By McGill Reporter Staff
McGill has again captured a place in the Top 20 universities in the world as measured by the annual QS rankings, finishing 18th for 2012.
It marks the sixth consecutive year in which McGill has placed among the Top 20, and the ninth year in a row the University has finished in the Top 25, which includes such notable universities as MIT (1st) Harvard, Cambridge, Yale and Princeton.
No other Canadian university can lay claim to a record like that, but McGill is now joined by two other Canadian schools in the Top 50 – the University of Toronto (19th) and the University of British Columbia (45th) in the QS rankings. Last year, McGill finished 17th, and placed 19th in 2010.
“We are pleased by McGill’s continued strong performance in these rankings,” said Principal and Vice-Chancellor Heather Munroe-Blum. “It’s a tribute to the talent, dedication, and hard work of faculty, staff and students throughout our university. We’re also delighted that three great Canadian schools are now listed in the top 50 of this world ranking, with two in the top 20.”

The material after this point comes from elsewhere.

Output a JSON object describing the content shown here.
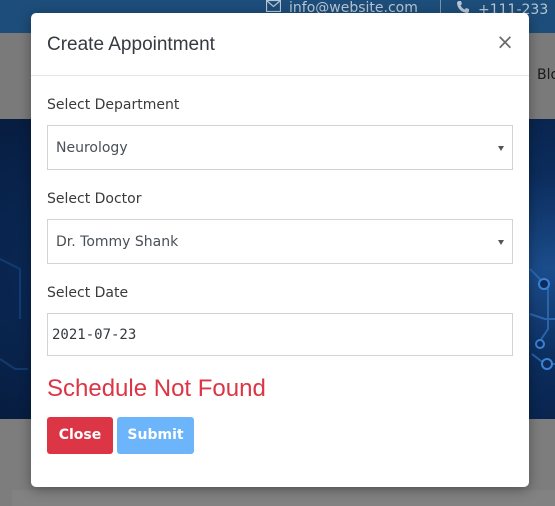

Munroe-Blum also noted that, with the Université de Montréal moving up to 114th from 137th, Quebec students have excellent choices when it comes to world-class universities right here at home. But she also warned that our success can be fragile; in terms of resources and considering such things as the need to continually upgrade infrastructure – a particular challenge for McGill, which must maintain and renovate older buildings according to strict heritage rules. And Quebec universities in general operate with a $700-million annual shortfall compared to their peers elsewhere in the country. The new Parti Québécois government’s pledge to roll back tuition increases established by the previous government could make that financial hole even more serious and our ability to remaining in the top echelons of world rankings that much more constrained.
QS World University Rankings, launched in 2004, are based on six factors: academic reputation (40 per cent), employer reputation (10 percent), student/faculty ratio (20 per cent), citations per faculty (20 per cent), proportion of international faculty (5 per cent), and proportion of international students (5 per cent).
That last factor, long a McGill strength, is becoming more important worldwide, said QS head of research Ben Sowter, in a statement released along with the rankings. This year’s results sees the Top 100 universities average nearly 10 per cent more international students than in2011, which marks the biggest single-year increase in the rankings’ nine-year history.
“The unprecedented acceleration in international recruitment reflects an escalating global battle for talent. 120,000 more internationalstudents were reported by the top 500 universities this year, with the global total now exceeding 4.1 million,” Sowter said.
QS noted in its release that U of T has worked to increase its percentage of international students, “following a pattern among Canadian universities this year, as the nation attempts to meet an ambitious target of 450,000 international students by 2022. University of British Columbia alsoaccelerated its intake, though McGill and Université de Montréal are still the only Canadian universities to make the Top 100 for their proportion of international students.”